## Exercise brief
Return the listing below exactly as it stands. Pictures stay out.

## Provided material
.....

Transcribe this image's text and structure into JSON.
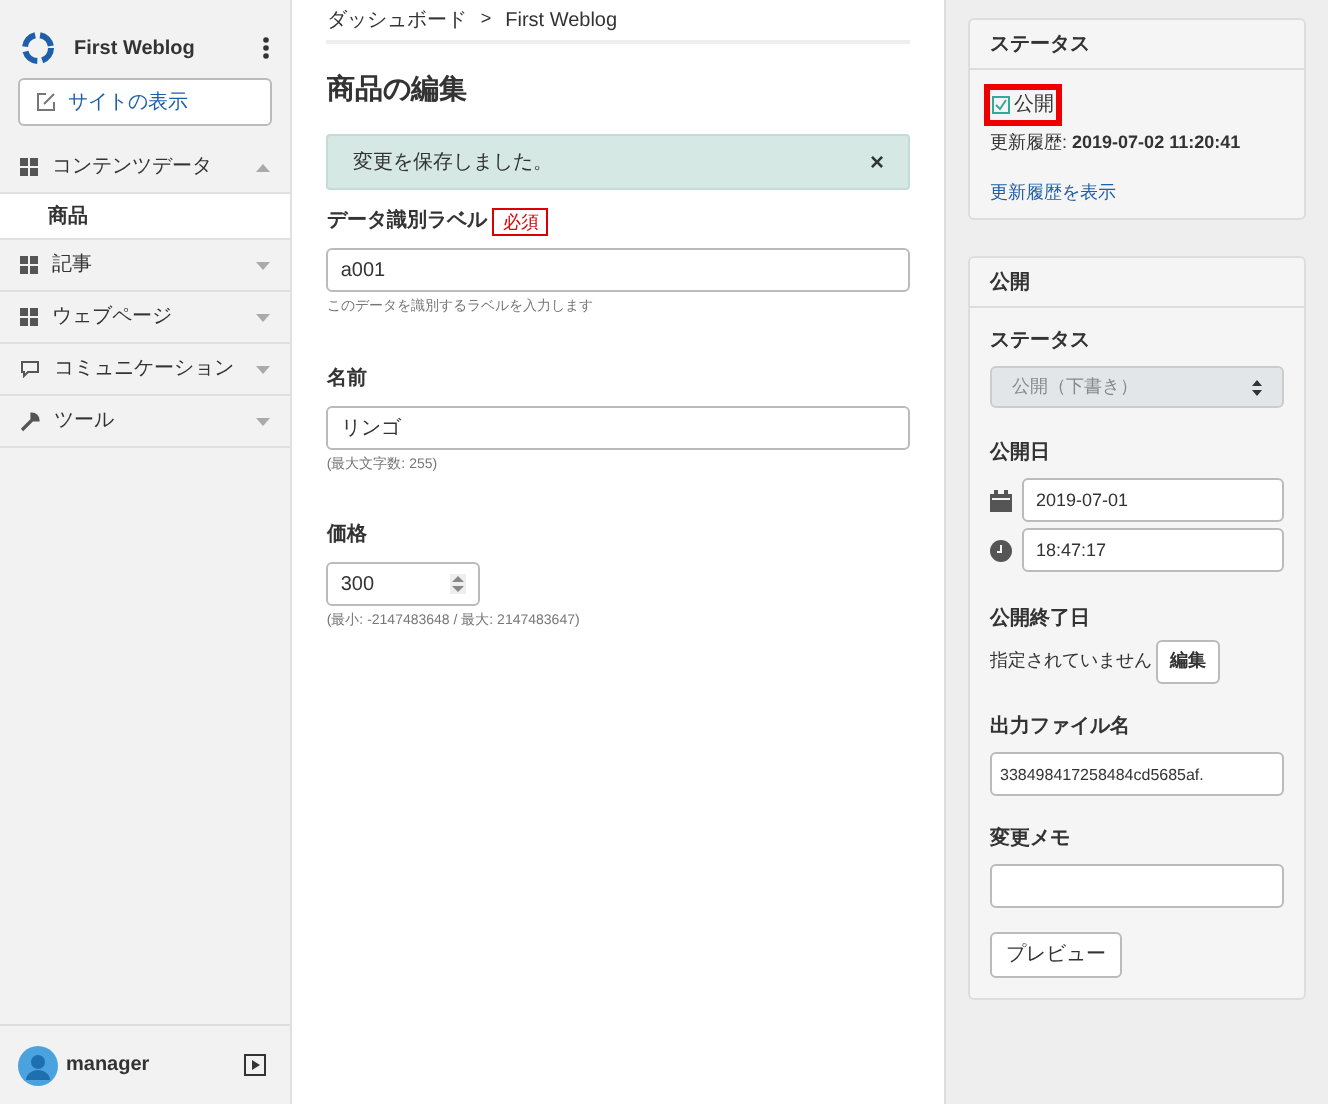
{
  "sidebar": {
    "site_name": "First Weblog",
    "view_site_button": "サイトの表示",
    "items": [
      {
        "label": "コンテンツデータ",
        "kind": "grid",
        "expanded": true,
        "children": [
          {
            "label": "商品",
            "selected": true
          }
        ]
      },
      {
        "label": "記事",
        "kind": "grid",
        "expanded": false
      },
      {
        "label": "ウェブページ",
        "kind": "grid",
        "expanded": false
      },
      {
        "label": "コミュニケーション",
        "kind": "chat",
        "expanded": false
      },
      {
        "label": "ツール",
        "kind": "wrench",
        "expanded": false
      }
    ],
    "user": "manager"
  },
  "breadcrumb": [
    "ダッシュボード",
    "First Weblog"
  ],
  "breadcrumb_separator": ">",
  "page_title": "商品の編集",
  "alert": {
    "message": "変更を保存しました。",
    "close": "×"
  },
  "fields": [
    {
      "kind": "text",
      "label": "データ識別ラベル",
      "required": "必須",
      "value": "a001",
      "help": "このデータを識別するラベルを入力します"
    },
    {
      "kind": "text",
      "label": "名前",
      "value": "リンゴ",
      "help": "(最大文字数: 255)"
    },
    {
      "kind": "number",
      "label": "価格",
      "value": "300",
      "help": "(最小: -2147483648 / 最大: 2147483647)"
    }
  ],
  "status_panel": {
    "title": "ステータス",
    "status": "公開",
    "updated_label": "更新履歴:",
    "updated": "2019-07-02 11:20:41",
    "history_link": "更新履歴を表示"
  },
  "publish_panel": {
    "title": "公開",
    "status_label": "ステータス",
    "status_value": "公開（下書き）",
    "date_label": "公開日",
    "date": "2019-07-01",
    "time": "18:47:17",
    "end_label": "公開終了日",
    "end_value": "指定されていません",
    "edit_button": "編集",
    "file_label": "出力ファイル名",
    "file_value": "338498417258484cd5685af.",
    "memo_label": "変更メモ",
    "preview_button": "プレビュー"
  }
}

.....

## Result for this task
Transcribe this image's text and structure into JSON.
{
  "sidebar": {
    "site_name": "First Weblog",
    "view_site_button": "サイトの表示",
    "items": [
      {
        "label": "コンテンツデータ",
        "kind": "grid",
        "expanded": true,
        "children": [
          {
            "label": "商品",
            "selected": true
          }
        ]
      },
      {
        "label": "記事",
        "kind": "grid",
        "expanded": false
      },
      {
        "label": "ウェブページ",
        "kind": "grid",
        "expanded": false
      },
      {
        "label": "コミュニケーション",
        "kind": "chat",
        "expanded": false
      },
      {
        "label": "ツール",
        "kind": "wrench",
        "expanded": false
      }
    ],
    "user": "manager"
  },
  "breadcrumb": [
    "ダッシュボード",
    "First Weblog"
  ],
  "breadcrumb_separator": ">",
  "page_title": "商品の編集",
  "alert": {
    "message": "変更を保存しました。",
    "close": "×"
  },
  "fields": [
    {
      "kind": "text",
      "label": "データ識別ラベル",
      "required": "必須",
      "value": "a001",
      "help": "このデータを識別するラベルを入力します"
    },
    {
      "kind": "text",
      "label": "名前",
      "value": "リンゴ",
      "help": "(最大文字数: 255)"
    },
    {
      "kind": "number",
      "label": "価格",
      "value": "300",
      "help": "(最小: -2147483648 / 最大: 2147483647)"
    }
  ],
  "status_panel": {
    "title": "ステータス",
    "status": "公開",
    "updated_label": "更新履歴:",
    "updated": "2019-07-02 11:20:41",
    "history_link": "更新履歴を表示"
  },
  "publish_panel": {
    "title": "公開",
    "status_label": "ステータス",
    "status_value": "公開（下書き）",
    "date_label": "公開日",
    "date": "2019-07-01",
    "time": "18:47:17",
    "end_label": "公開終了日",
    "end_value": "指定されていません",
    "edit_button": "編集",
    "file_label": "出力ファイル名",
    "file_value": "338498417258484cd5685af.",
    "memo_label": "変更メモ",
    "preview_button": "プレビュー"
  }
}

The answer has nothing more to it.